After kicking off with the raucous punk rockers “Heart Problems” and “Me & Mia,” bass amp problems led to a solo cover of the Pogues’ “Dirty Old Town.” The bittersweet nostalgia of those lyrics was a constant throughout the night, whether on their 2003 Thin Lizzy-riffed tribute to the Specials, “Where Have All the Rude Boys Gone?” or brand new stand-out “Even Heroes Have to Die.”

The band put on a powerpop clinic, with the urgency of punks from a bye-gone era. When singing, Ted looks like every note physically pains him; it isn’t pretty, but from the barked out chorus of “Army Bound” to his trademark falsetto, his singing is spot-on as he nails the tone of each song. Ted is joined by rhythm guitarist James Canty, playing with a ferocity that makes you believe in the power of 16th notes. The locked-in rhythm section of Chris Wilson and Marty Key provide an insistent, driving groove throughout the set. Wilson’s drumming is particularly astounding, as he effortlessly rocks out with speed and precision, so fast at certain points that astute listeners were sure he was using a double bass kick.

And while their technical skills are impressive, the strength of the work is definitely in Ted’s songwriting. New songs like “Where Was My Brain?” rock just as hard (or harder) as anything he’s ever written, returning to the well of DC hardcore from which he sprang. But it’s songs like “One Polaroid A Day,” with its infectious pop hook, where they really shine. Watch Ted play it at CMJ, and try not to sing and dance along. It’s impossible.

Little Dragon @ Liv, 11/22/09

Little Dragon, one of Sweden’s finest imports, returned to Liv on Sunday, after wowing a DC audience on the same stage four months ago. The band, fronted by Swedish-Japanese chanteuse Yukimi Nagano, is touring in support of Machine Dreams, the follow-up to their 2007 self-titled debut, released earlier this month.

A Little Dragon show is essentially a Yukimi show. With all due respect to keyboardist Hakan Wirenstrand, bassist Fredrik Kallgren Wallin, and drummer Erik Bodin (all talented musicians), the main attraction is clearly their lead singer. Yukimi, looking particularly nymph-like on Sunday, is a shark on stage: you have to wonder if she’ll expire if she stops moving, as she sings, dances, and contributes additional percussion to the mix. Her vocal performance finds her modulating and contorting her already unique sound, keeping the audience on its toes.

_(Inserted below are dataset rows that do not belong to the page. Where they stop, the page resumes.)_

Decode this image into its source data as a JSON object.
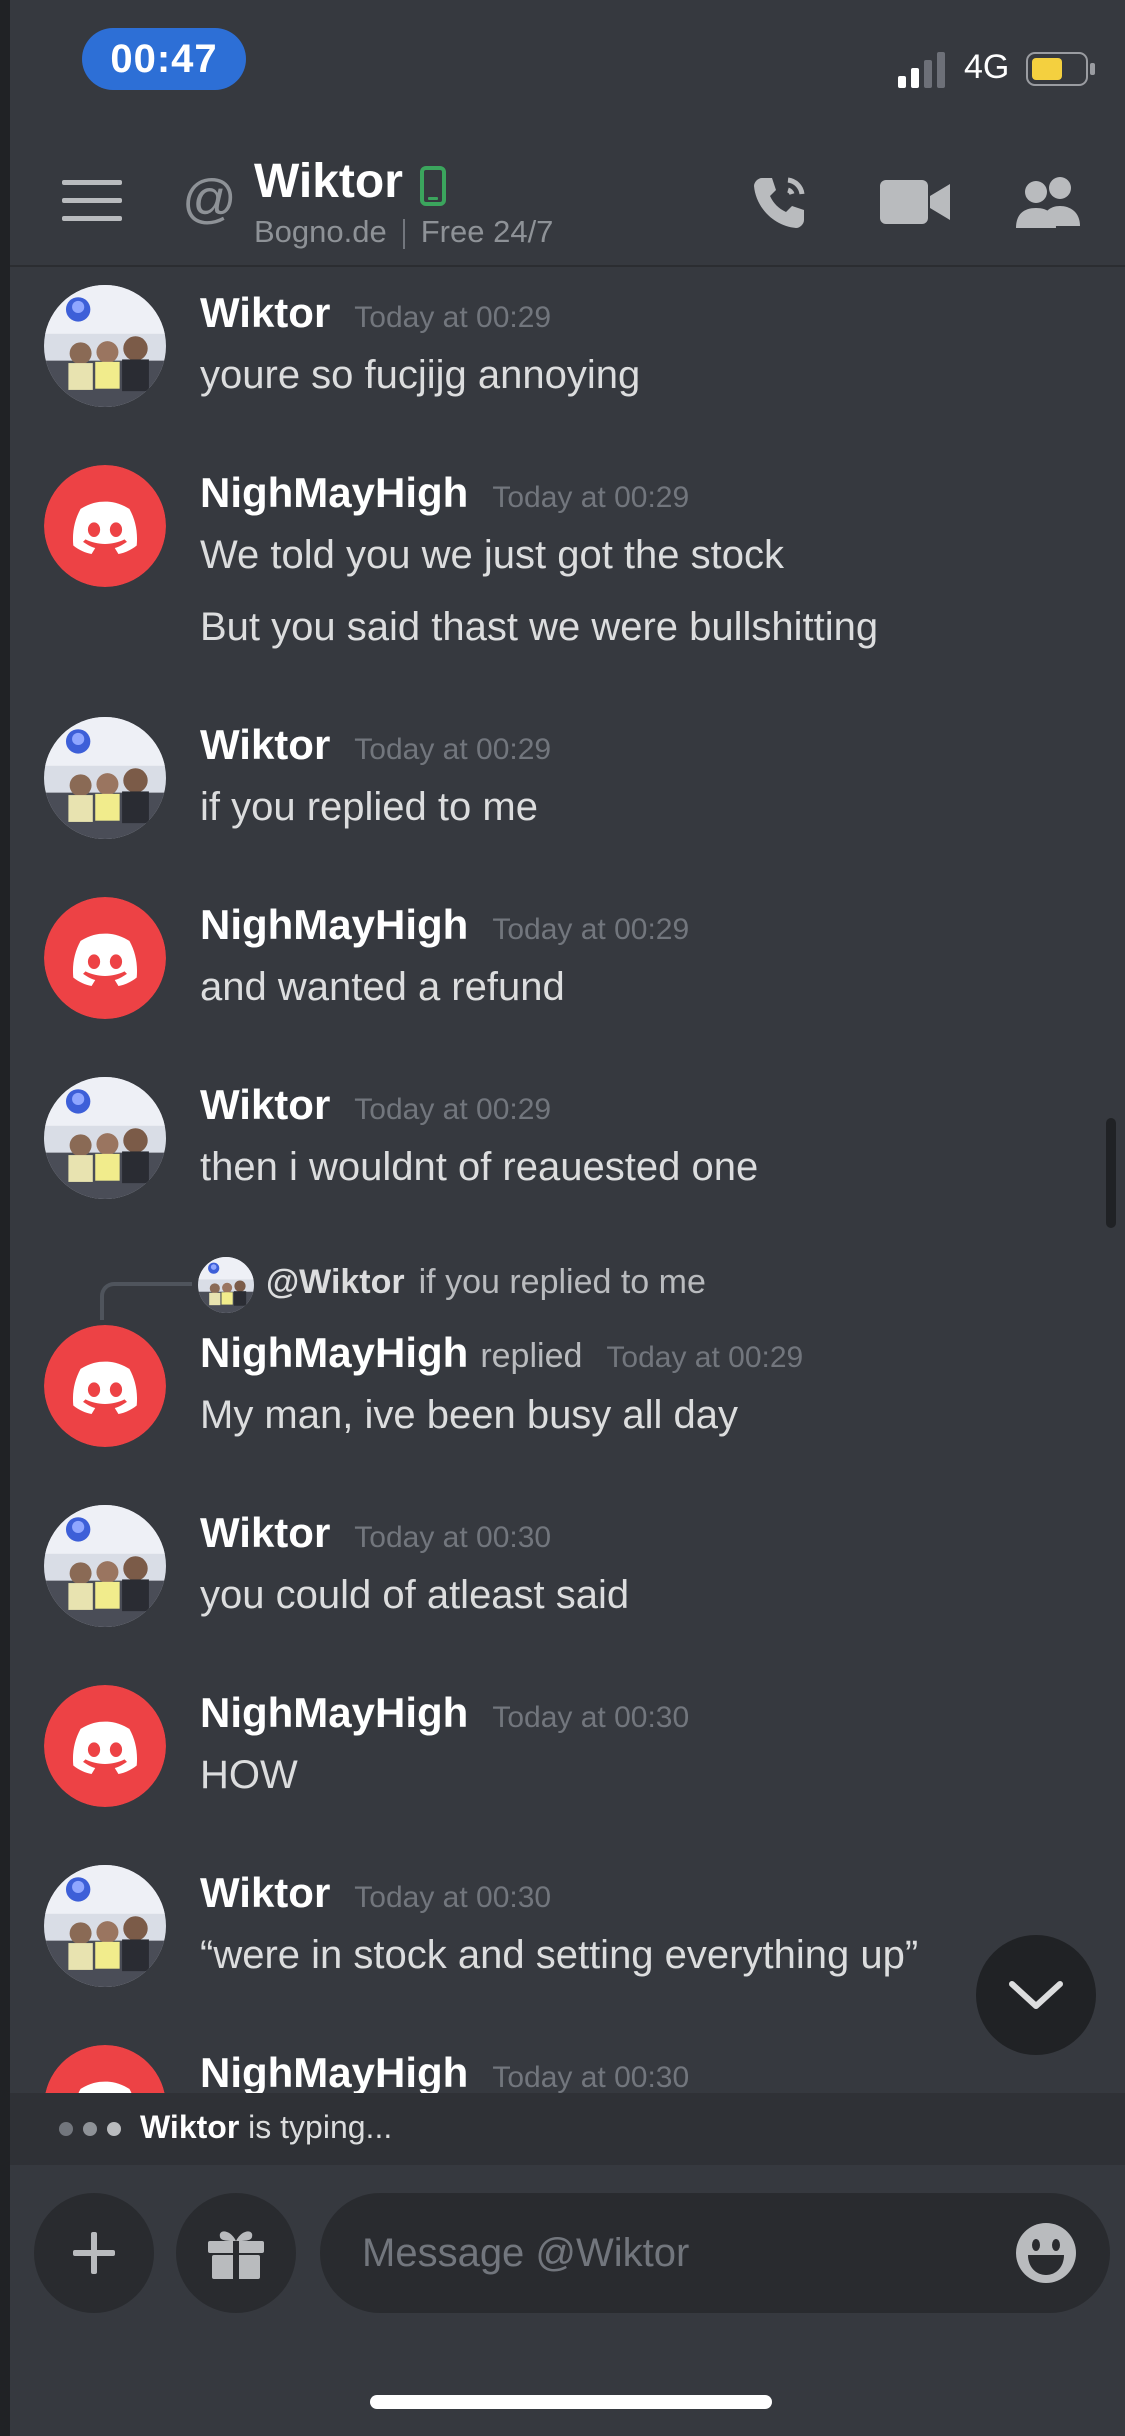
{
  "status_bar": {
    "time": "00:47",
    "network": "4G"
  },
  "header": {
    "name": "Wiktor",
    "status_text": "Bogno.de",
    "status_extra": "Free 24/7"
  },
  "messages": [
    {
      "author": "Wiktor",
      "time": "Today at 00:29",
      "lines": [
        "youre so fucjijg annoying"
      ]
    },
    {
      "author": "NighMayHigh",
      "time": "Today at 00:29",
      "lines": [
        "We told you we just got the stock",
        "But you said thast we were bullshitting"
      ]
    },
    {
      "author": "Wiktor",
      "time": "Today at 00:29",
      "lines": [
        "if you replied to me"
      ]
    },
    {
      "author": "NighMayHigh",
      "time": "Today at 00:29",
      "lines": [
        "and wanted a refund"
      ]
    },
    {
      "author": "Wiktor",
      "time": "Today at 00:29",
      "lines": [
        "then i wouldnt of reauested one"
      ]
    },
    {
      "author": "NighMayHigh",
      "replied_label": "replied",
      "reply_to": {
        "mention": "@Wiktor",
        "preview": "if you replied to me"
      },
      "time": "Today at 00:29",
      "lines": [
        "My man, ive been busy all day"
      ]
    },
    {
      "author": "Wiktor",
      "time": "Today at 00:30",
      "lines": [
        "you could of atleast said"
      ]
    },
    {
      "author": "NighMayHigh",
      "time": "Today at 00:30",
      "lines": [
        "HOW"
      ]
    },
    {
      "author": "Wiktor",
      "time": "Today at 00:30",
      "lines": [
        "“were in stock and setting everything up”"
      ]
    },
    {
      "author": "NighMayHigh",
      "time": "Today at 00:30",
      "lines": []
    }
  ],
  "typing": {
    "user": "Wiktor",
    "suffix": "is typing..."
  },
  "composer": {
    "placeholder": "Message @Wiktor"
  },
  "colors": {
    "background": "#36393f",
    "accent": "#2d6fd6",
    "discord_red": "#ed4245",
    "online_green": "#3ba55d",
    "battery": "#f4d03f"
  },
  "icons": [
    "signal-icon",
    "battery-icon",
    "menu-icon",
    "at-icon",
    "mobile-icon",
    "call-icon",
    "video-icon",
    "members-icon",
    "chevron-down-icon",
    "plus-icon",
    "gift-icon",
    "emoji-icon"
  ]
}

The band’s performance, much like that of the Foreign Exchange, is greatly enhanced by live percussion, supplemented but not supplanted by programmed ones. The hypnotic rhythms are given a greater sense of urgency than on record. And on Liv’s top-notch sound system, the overall sound is vibrant and powerful: you can feel the bass in your soul.

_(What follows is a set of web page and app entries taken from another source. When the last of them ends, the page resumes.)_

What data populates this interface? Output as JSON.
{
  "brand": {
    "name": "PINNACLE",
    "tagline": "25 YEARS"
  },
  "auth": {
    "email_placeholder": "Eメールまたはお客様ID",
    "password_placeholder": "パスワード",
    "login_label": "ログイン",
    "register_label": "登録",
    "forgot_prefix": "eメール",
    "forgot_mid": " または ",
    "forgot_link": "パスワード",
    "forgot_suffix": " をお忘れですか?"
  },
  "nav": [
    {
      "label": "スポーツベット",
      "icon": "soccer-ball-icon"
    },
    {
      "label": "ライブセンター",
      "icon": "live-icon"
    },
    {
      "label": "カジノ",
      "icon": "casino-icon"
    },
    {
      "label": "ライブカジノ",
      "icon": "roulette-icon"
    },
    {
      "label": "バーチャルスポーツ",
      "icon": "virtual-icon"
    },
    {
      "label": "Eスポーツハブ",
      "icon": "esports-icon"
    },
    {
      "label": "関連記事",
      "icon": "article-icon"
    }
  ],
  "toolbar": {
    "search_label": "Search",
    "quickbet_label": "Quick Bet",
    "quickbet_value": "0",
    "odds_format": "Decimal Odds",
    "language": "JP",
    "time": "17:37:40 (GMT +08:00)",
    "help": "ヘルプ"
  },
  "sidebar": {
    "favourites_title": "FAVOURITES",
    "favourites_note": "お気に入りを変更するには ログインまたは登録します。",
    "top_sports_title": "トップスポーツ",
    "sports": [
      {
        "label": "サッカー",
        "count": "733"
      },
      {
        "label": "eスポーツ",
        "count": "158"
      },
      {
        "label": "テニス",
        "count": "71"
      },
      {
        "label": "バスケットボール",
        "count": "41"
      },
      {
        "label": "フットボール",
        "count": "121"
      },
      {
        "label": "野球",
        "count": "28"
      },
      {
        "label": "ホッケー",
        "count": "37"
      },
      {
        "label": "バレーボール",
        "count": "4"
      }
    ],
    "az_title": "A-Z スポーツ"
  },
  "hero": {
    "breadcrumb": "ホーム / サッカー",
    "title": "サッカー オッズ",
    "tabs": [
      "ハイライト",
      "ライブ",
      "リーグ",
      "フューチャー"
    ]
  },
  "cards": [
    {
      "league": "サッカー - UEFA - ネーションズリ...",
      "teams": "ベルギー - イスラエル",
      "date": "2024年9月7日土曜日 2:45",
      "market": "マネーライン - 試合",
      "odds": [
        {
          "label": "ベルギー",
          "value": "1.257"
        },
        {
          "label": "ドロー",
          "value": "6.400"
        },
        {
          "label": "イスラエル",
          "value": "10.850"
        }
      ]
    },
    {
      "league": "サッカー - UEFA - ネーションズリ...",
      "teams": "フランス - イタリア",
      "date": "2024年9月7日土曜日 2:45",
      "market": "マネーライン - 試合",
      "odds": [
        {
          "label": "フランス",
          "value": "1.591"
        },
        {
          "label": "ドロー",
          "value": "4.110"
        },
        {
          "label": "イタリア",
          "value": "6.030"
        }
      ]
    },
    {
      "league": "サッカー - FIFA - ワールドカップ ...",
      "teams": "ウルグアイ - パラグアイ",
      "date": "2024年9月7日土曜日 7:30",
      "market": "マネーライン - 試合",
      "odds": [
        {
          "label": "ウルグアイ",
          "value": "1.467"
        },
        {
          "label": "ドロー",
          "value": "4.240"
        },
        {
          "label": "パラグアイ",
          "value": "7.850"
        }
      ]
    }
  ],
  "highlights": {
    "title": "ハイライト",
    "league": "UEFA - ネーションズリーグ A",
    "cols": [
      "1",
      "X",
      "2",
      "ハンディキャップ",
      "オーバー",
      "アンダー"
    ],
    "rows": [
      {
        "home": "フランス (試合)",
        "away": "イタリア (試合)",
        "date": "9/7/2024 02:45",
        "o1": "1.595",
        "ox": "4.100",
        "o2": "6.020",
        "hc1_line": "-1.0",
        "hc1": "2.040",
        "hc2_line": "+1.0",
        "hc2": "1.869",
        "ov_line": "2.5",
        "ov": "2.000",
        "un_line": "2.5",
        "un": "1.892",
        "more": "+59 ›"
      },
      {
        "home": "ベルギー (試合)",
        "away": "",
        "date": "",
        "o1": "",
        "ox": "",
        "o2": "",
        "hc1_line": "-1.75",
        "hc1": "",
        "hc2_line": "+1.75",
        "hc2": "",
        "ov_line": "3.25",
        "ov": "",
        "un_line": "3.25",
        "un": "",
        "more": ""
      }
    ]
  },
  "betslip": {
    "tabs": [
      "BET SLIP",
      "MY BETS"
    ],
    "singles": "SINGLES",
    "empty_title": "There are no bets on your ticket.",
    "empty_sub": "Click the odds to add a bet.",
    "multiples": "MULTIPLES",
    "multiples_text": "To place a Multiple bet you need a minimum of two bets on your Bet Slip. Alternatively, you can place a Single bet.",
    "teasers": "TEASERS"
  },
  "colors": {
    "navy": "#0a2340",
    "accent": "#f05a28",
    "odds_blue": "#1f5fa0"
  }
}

After taking the stage, the band launched right into Machine Dreams opener “A New” and never looked back. For the next 100 minutes, the band captivated the audience with songs from both of their records, seamlessly transitioning between both. The electronic swing of “After the Rain” was accentuated by Yukimi’s intense yelping. The band is tight, whether embarking on a junkyard percussion breakdown on “Test” or speeding up “My Step” for a better dance floor reception.

Yukimi’s stage banter is always at a minimum, but she did ask if the band could play “a song about nightmares:” Machine Dreams standout “Blinking Pigs,” a new wave tour de force with a killer synth bassline. Her crowd engagement is unparalleled, however, as “Looking Glass” finds her dancing through the crowd, tambourine in hand. It’s clear why she’s greeted with cries of “we love you Yukimi!” at all of the band’s shows.

The crowd seemed worn down by the end of the set, as only truly hardcore revelers were still dancing through the extended outro that ended “Runabout.” However, the encore provided the perfect capper, as the sinister bass rumble of “Wink” became a never-ending jam, transitioning to “Constant Surprises” and back to “Wink.” The band took hold of a house groove and didn’t let go. For fans of Little Dragon, a band that seems to have burst onto the scene out of nowhere, it can all be summed up in the refrain: “Constant surprises / Coming my way / Some call it coincidence / But I like to call it fate.”

Still haven’t heard this phenomenal band? Check out the Couch Sessions x DJ Supa Kool DJ Uncle Q mixtape, a Tribute to Yukimi Nagano. You won’t be disappointed.